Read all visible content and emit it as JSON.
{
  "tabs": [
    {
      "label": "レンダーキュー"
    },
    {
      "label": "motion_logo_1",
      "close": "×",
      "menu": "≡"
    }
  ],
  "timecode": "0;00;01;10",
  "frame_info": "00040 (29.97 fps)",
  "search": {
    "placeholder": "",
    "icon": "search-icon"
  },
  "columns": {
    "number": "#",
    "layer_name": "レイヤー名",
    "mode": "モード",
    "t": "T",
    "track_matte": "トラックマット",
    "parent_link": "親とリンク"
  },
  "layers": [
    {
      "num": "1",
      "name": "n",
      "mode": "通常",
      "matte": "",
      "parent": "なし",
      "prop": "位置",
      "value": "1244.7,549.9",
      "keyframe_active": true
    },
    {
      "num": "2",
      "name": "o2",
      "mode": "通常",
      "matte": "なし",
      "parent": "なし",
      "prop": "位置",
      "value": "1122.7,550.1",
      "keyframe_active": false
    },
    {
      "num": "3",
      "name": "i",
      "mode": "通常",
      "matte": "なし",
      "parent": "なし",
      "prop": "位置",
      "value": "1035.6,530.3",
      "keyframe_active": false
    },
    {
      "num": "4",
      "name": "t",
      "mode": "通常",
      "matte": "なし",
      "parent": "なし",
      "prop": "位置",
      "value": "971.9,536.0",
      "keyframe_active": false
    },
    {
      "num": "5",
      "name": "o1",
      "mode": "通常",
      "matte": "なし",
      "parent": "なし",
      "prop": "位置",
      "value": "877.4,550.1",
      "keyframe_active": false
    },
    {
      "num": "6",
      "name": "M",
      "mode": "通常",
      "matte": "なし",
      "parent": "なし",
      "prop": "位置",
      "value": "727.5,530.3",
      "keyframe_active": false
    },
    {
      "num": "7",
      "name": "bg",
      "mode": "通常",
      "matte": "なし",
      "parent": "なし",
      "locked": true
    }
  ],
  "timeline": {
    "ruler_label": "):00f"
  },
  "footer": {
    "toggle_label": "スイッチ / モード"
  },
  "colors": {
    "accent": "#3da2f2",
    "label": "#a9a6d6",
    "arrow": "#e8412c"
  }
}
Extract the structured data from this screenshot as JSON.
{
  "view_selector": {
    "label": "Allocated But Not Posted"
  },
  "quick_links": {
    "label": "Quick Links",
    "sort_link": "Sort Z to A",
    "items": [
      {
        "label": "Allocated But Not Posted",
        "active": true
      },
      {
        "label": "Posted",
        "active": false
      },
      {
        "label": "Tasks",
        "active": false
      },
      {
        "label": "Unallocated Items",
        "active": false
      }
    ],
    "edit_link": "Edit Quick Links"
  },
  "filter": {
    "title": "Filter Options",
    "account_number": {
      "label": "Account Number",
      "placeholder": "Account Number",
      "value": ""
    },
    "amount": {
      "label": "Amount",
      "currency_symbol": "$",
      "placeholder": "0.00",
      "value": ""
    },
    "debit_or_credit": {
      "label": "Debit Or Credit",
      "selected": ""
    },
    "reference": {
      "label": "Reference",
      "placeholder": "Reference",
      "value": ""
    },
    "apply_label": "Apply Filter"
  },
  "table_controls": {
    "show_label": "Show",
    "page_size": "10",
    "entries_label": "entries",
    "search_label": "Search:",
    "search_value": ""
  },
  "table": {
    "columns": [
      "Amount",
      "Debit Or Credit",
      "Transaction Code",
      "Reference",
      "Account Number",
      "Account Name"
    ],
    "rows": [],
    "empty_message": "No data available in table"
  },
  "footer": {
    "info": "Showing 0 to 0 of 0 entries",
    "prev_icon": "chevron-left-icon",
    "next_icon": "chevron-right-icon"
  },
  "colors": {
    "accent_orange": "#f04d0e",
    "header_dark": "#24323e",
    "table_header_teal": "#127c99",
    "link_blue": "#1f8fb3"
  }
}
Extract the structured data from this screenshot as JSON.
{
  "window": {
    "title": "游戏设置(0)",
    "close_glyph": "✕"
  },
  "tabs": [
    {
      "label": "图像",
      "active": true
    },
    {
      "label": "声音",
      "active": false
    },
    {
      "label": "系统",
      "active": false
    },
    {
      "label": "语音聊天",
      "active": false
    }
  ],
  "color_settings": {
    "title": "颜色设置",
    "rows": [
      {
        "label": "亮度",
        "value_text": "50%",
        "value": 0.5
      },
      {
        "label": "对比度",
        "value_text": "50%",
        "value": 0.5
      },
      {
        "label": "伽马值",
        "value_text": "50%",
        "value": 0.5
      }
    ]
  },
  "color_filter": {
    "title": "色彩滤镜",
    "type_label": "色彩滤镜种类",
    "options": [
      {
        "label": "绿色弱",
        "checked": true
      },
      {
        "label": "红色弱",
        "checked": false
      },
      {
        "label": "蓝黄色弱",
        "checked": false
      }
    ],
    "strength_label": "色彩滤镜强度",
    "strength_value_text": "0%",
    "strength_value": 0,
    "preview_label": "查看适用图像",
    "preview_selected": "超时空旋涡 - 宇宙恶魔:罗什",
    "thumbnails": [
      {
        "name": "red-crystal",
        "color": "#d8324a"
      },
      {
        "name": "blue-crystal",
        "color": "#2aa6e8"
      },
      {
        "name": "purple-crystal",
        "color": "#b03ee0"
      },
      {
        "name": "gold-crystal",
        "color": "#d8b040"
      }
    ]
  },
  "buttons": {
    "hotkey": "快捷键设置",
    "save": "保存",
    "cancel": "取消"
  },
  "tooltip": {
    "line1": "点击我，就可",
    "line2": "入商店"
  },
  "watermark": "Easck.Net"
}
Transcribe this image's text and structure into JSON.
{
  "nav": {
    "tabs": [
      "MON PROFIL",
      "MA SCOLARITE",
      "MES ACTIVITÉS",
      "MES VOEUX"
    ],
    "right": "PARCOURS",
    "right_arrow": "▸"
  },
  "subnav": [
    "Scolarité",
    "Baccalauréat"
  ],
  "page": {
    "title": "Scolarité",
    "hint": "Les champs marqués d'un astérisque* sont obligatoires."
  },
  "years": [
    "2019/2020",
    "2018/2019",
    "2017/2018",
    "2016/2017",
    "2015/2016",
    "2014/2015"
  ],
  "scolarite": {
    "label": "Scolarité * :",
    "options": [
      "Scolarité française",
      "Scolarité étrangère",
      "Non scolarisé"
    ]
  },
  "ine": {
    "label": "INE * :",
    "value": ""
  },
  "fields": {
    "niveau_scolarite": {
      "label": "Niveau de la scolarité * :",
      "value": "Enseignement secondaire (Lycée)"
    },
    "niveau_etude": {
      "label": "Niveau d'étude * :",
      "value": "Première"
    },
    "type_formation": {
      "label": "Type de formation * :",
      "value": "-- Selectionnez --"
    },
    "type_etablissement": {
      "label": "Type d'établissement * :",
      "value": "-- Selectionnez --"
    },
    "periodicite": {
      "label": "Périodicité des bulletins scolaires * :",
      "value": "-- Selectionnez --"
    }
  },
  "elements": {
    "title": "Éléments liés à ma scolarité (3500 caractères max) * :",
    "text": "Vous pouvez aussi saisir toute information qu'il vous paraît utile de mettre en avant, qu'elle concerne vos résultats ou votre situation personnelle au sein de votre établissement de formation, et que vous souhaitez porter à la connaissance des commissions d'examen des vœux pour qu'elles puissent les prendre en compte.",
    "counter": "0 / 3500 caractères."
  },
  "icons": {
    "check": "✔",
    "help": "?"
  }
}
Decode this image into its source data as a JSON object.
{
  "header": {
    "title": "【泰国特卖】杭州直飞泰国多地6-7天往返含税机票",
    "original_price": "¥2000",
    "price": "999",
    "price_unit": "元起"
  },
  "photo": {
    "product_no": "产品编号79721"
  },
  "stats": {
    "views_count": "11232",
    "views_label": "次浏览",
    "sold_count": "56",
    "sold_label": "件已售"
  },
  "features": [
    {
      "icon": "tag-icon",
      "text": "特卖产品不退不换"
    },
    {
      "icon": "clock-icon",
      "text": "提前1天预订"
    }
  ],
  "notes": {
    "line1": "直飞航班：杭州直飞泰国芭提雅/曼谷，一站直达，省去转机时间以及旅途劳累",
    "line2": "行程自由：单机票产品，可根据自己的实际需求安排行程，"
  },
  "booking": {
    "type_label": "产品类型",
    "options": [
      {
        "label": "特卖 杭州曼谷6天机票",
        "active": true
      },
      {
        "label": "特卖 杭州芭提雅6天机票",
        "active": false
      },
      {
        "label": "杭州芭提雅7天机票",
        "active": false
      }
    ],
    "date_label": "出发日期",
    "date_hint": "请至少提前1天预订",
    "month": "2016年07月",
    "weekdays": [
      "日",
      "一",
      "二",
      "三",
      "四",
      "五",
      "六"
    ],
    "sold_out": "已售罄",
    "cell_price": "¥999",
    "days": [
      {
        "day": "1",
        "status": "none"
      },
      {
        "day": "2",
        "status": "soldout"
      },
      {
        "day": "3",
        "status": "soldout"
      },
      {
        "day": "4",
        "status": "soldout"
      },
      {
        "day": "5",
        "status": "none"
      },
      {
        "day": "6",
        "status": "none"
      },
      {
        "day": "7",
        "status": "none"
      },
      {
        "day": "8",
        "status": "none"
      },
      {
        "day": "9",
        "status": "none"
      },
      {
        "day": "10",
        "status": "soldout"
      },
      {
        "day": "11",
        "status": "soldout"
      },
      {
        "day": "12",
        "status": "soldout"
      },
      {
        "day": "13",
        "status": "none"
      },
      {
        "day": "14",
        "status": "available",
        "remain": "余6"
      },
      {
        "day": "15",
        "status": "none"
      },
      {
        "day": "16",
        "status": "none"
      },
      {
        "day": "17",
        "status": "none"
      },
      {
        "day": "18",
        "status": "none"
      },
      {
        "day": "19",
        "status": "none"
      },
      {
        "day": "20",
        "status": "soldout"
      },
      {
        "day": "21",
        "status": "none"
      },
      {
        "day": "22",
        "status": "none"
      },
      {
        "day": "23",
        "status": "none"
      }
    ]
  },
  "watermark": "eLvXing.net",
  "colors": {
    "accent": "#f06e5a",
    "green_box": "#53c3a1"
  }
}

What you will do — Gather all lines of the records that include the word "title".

Output —
    "title": "Filter Options",
    "title": "游戏设置(0)",
    "title": "颜色设置",
    "title": "色彩滤镜",
    "title": "Scolarité",
    "title": "Éléments liés à ma scolarité (3500 caractères max) * :",
    "title": "【泰国特卖】杭州直飞泰国多地6-7天往返含税机票",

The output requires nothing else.